**What is expected**
Would you copy each line of the records that includes the word "true"?

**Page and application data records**
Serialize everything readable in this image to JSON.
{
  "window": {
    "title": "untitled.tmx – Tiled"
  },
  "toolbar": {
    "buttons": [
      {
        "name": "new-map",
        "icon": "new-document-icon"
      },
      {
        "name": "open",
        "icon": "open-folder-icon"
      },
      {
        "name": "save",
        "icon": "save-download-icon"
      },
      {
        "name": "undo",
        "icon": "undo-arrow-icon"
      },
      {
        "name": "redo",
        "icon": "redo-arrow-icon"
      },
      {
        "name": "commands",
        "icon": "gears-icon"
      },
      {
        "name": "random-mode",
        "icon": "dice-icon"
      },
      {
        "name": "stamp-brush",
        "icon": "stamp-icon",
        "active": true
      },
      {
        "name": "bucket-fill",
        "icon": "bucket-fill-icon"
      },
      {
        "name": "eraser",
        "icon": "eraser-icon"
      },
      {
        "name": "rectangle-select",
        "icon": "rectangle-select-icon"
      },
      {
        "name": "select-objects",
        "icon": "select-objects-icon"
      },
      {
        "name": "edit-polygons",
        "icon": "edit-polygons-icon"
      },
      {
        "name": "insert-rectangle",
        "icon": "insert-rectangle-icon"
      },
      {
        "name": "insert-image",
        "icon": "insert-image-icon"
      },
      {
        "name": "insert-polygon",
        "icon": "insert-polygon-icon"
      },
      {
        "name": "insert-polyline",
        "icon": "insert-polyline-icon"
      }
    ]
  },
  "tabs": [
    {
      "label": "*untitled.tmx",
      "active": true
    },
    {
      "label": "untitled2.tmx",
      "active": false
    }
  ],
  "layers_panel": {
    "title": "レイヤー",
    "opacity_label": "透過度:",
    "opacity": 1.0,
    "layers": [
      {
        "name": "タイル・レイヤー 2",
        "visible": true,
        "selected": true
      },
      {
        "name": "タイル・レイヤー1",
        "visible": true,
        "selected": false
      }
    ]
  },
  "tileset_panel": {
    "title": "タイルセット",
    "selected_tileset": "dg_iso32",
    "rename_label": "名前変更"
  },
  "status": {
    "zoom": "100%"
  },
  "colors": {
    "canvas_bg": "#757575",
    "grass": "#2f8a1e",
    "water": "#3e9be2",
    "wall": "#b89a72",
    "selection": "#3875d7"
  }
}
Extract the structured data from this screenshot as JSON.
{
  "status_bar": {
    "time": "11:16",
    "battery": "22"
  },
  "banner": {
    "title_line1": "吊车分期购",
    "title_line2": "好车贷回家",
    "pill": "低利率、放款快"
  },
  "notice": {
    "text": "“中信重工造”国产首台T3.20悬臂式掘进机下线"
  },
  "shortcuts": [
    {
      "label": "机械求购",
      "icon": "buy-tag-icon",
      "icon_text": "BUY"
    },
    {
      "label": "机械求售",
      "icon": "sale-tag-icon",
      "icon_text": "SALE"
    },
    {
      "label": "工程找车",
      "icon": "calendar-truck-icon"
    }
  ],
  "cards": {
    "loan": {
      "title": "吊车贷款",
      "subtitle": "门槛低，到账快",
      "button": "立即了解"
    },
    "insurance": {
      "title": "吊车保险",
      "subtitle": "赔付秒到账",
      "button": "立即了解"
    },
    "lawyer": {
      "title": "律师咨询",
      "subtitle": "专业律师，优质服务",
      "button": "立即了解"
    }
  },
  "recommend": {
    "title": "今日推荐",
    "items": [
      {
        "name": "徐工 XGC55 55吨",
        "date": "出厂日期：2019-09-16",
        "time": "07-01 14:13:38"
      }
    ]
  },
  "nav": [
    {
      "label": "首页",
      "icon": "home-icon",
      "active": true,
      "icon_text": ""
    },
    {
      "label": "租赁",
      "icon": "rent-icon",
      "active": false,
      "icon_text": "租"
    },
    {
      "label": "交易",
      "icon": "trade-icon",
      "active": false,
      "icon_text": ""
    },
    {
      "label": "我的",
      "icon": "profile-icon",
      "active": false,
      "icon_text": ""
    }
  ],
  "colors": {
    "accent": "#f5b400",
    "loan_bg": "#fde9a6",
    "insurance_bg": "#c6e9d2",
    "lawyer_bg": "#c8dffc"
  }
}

**Exercise answer**
        "active": true
      "active": true
        "visible": true,
        "selected": true
        "visible": true,
      "active": true,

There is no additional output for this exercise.